Flammability Tests -3.

 

Flammability Test Methods:

Germany
In Germany, upholstery fabrics are tested in accordance with DIN 4102 which has been established by the Deutsches Institut fŸr Bautechnik.
DIN 4102 Part 1 - Kleinbrenner (B2)
All materials used in buildings in Germany need to meet the B2 requirement which is determined using a small flame test.

The fabric specimen is suspended vertically and a 20mm high flame is applied for 15 seconds to both the fabric surface and edge. Reference lines are marked on the specimen, which achieves B2 classification if the tip of the flame does not reach the reference marks within 20 seconds on any sample. 5 samples are tested with filter paper being placed below each to determine the production of flaming droplets.
DIN 4102 Parts 15/16 - Brandschacht (B1)
Referred to as the "Brandschacht test", this is the main test method in Germany which measures reaction to fire and is considered the highest flammability standard in the country for upholstery fabrics.
The term Brandschacht, literally "fire shaft", refers to the testing apparatus itself which consists of a square-shaped vertical housing equipped with a gas burner. Four fabric samples are held vertically in a supporting frame and subjected to flames for 10 minutes. At the same time a constant, uniform flow of air is blown into the Brandschacht from below.
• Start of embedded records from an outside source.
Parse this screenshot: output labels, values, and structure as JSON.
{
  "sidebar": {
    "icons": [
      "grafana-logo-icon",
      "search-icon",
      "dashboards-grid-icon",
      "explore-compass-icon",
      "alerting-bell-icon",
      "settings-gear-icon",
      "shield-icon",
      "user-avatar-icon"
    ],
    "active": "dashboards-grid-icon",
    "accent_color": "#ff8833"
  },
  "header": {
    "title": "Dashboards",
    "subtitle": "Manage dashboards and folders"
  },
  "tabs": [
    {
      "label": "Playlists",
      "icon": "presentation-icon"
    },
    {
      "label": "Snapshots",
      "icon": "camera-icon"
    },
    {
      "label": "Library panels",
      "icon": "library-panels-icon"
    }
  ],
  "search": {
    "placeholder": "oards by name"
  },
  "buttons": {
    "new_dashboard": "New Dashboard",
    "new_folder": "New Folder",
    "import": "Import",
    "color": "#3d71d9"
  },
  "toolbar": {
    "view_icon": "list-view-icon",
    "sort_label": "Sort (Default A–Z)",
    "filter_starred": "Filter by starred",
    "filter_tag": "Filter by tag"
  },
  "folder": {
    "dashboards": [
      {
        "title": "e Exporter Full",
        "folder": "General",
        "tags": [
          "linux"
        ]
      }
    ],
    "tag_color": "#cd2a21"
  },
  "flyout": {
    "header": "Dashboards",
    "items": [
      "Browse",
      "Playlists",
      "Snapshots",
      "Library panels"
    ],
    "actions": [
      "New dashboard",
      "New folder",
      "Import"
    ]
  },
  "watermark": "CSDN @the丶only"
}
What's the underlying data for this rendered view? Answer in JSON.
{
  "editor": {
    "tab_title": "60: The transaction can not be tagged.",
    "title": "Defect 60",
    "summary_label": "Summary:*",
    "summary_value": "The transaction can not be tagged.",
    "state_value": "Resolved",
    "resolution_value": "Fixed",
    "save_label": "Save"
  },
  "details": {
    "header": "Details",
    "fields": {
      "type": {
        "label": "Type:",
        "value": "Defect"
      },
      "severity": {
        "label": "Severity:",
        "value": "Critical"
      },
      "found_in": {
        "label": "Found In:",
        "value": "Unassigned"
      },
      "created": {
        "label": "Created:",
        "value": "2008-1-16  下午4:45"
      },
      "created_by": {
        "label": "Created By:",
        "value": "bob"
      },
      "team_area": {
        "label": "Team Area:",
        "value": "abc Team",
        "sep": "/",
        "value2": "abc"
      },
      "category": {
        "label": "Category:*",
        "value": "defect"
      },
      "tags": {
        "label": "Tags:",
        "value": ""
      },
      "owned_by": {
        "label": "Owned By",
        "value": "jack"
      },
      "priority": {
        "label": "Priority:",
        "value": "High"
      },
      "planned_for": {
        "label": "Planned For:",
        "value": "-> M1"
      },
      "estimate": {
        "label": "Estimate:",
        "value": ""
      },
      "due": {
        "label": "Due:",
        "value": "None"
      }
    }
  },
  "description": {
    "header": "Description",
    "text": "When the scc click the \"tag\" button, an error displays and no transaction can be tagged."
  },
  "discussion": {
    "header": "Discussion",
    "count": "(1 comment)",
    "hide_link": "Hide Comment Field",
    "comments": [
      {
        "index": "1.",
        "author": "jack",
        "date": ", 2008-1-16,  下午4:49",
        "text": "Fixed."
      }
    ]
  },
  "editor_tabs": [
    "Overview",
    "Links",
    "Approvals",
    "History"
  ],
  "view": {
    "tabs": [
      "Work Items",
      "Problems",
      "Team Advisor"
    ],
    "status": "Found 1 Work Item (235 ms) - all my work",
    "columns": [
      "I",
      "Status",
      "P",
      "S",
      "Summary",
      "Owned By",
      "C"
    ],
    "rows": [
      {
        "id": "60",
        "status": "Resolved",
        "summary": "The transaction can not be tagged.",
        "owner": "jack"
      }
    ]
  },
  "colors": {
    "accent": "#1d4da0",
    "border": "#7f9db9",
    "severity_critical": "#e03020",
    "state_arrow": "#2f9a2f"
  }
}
In evaluating the test, smoke gas temperature and the mean residual length of the sample are taken into account (residual length is the part of the specimen which has escaped burning). In order to be classified as B1, the tested fabric must show:
1. A mean residual length of not less than 150mm, with no specimen being burned away completely
2. A mean smoke gas temperature of less than 200oC